## [Web page and app entries]
=====

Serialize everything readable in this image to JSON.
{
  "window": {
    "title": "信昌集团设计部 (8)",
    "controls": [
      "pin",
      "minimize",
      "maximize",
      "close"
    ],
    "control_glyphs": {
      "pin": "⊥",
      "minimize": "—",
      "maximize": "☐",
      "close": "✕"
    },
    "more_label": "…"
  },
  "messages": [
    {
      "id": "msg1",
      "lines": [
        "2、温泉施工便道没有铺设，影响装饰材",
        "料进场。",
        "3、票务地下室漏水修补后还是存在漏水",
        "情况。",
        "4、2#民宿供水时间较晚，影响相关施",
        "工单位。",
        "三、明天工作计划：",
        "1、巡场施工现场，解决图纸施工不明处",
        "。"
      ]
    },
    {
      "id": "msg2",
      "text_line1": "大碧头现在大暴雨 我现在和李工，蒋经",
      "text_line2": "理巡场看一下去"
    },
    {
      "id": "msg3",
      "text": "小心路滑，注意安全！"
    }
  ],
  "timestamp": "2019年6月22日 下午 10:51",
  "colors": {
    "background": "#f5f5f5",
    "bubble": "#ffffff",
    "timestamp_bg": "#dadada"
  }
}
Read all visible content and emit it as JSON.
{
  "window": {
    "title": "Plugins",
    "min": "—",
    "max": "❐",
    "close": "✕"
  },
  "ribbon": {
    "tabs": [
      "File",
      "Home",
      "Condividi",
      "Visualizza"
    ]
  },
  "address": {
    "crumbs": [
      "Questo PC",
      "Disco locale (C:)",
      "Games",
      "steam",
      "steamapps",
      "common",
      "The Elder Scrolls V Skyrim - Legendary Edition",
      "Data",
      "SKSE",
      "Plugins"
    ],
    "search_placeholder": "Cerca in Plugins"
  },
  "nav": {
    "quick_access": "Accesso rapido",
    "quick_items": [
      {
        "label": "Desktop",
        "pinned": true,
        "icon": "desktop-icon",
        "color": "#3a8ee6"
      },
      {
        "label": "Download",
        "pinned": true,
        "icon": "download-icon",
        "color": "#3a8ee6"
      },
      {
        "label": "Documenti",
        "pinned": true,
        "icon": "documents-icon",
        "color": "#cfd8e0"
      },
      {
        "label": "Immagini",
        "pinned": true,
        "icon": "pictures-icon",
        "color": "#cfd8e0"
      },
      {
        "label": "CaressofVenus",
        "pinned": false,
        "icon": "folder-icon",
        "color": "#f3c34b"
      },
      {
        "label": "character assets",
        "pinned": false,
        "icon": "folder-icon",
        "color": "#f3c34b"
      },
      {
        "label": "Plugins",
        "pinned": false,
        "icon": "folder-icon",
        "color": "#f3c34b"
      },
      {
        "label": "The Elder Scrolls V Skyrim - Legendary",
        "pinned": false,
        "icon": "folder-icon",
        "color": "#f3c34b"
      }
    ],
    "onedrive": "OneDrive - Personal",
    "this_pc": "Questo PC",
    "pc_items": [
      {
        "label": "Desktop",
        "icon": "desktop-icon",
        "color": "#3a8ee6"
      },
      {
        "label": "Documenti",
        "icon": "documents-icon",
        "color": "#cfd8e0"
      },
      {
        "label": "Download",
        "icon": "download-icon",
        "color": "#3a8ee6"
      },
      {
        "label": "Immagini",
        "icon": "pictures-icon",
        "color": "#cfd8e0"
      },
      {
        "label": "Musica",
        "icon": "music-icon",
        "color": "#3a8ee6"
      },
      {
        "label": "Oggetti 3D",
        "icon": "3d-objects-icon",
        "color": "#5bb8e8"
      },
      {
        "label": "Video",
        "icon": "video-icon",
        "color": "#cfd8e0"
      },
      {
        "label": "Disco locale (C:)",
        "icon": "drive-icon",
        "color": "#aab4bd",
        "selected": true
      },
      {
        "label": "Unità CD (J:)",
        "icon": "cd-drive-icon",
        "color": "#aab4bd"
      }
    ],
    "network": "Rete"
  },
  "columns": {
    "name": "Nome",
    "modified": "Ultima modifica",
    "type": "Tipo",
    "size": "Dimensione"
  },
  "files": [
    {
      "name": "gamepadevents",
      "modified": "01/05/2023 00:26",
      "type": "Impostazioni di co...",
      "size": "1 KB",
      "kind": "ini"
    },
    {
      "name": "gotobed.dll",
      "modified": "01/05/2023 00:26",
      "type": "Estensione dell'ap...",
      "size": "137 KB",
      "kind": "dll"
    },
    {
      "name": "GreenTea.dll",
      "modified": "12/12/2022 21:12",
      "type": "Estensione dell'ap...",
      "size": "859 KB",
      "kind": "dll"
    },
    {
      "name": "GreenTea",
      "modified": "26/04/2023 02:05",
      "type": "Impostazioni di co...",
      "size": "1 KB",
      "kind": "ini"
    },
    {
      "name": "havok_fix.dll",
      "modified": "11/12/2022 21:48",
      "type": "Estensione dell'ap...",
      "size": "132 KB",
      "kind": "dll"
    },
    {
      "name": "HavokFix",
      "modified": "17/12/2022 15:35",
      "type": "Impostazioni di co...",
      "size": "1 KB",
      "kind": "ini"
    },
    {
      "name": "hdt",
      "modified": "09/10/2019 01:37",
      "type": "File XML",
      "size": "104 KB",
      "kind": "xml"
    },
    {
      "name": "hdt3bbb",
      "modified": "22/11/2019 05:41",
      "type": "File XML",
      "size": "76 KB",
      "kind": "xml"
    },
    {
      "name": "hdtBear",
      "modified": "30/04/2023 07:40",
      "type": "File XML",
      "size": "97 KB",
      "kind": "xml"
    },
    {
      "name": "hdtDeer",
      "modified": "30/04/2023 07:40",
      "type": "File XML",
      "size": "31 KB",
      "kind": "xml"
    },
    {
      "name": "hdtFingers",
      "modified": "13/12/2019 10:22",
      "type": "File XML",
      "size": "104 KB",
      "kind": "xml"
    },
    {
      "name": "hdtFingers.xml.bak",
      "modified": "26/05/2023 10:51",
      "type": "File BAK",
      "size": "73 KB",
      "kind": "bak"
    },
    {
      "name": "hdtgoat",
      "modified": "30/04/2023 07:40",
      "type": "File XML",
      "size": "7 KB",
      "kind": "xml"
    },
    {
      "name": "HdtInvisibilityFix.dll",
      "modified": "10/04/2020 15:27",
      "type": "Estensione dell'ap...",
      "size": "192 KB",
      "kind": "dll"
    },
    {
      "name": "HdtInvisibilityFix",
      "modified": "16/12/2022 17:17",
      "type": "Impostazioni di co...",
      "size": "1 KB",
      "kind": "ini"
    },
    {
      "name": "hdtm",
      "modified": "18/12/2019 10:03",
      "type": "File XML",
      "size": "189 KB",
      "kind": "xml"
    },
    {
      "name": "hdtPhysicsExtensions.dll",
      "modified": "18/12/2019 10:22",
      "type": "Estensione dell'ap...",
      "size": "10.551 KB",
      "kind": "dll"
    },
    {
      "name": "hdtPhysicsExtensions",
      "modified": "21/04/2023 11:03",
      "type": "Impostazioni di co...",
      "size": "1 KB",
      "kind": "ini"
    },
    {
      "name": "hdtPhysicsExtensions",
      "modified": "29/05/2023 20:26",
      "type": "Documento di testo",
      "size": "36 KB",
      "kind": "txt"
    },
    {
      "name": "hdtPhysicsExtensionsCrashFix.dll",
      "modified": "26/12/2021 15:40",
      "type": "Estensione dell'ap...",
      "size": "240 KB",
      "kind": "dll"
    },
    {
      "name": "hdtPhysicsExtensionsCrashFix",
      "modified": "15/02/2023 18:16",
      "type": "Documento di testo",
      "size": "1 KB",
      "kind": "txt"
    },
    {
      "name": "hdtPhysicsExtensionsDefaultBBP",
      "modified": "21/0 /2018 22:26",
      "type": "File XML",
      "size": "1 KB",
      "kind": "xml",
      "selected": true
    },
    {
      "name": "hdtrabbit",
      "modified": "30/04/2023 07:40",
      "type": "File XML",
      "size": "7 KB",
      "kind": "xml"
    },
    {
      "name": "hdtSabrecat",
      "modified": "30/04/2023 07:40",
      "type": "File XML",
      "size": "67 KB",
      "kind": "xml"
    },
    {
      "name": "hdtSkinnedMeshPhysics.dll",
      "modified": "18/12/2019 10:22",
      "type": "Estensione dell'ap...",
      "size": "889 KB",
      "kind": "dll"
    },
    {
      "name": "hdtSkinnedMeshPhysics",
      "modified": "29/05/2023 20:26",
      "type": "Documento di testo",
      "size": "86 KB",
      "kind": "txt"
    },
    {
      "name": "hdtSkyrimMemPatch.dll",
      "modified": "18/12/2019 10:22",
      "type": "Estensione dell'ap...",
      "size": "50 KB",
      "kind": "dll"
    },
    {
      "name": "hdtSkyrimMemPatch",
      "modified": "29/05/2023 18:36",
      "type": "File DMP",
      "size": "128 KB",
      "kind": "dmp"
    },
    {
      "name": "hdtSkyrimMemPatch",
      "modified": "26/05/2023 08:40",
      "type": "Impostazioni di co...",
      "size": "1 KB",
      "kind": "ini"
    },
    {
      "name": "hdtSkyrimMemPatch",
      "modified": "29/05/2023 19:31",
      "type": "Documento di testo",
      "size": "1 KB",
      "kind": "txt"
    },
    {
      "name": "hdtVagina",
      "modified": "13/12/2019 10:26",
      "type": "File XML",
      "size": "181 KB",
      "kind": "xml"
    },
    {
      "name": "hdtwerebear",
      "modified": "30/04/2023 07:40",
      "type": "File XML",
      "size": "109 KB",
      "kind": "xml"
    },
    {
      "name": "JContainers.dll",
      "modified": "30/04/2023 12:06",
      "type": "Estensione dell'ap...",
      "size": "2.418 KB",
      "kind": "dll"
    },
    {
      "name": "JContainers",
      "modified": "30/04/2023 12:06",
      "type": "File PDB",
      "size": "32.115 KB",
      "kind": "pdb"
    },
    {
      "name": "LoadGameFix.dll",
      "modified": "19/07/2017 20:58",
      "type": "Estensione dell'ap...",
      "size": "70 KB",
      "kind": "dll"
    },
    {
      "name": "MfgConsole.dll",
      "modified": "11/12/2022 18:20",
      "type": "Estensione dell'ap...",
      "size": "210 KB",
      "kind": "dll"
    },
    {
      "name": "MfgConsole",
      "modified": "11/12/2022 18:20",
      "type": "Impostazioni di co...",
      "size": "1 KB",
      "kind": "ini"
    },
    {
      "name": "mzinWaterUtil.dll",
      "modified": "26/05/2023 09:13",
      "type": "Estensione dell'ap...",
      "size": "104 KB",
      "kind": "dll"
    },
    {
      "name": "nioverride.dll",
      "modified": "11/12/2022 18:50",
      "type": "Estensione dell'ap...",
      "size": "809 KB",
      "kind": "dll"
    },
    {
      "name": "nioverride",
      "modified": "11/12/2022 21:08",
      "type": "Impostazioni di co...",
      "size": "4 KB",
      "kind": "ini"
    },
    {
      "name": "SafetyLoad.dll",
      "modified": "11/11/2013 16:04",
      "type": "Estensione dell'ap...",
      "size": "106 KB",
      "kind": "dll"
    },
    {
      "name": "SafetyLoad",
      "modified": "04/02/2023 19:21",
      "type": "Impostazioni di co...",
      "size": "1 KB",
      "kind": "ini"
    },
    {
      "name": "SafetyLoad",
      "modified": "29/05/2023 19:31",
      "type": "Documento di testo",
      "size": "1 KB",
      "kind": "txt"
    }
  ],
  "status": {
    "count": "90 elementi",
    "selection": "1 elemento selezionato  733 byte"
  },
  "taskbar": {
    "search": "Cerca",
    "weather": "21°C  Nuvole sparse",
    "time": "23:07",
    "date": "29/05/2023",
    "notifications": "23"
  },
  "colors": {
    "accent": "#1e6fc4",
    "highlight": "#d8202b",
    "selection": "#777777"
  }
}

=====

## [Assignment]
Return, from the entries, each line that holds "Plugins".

## [Solution to this exercise]
    "title": "Plugins",
      "Plugins"
    "search_placeholder": "Cerca in Plugins"
        "label": "Plugins",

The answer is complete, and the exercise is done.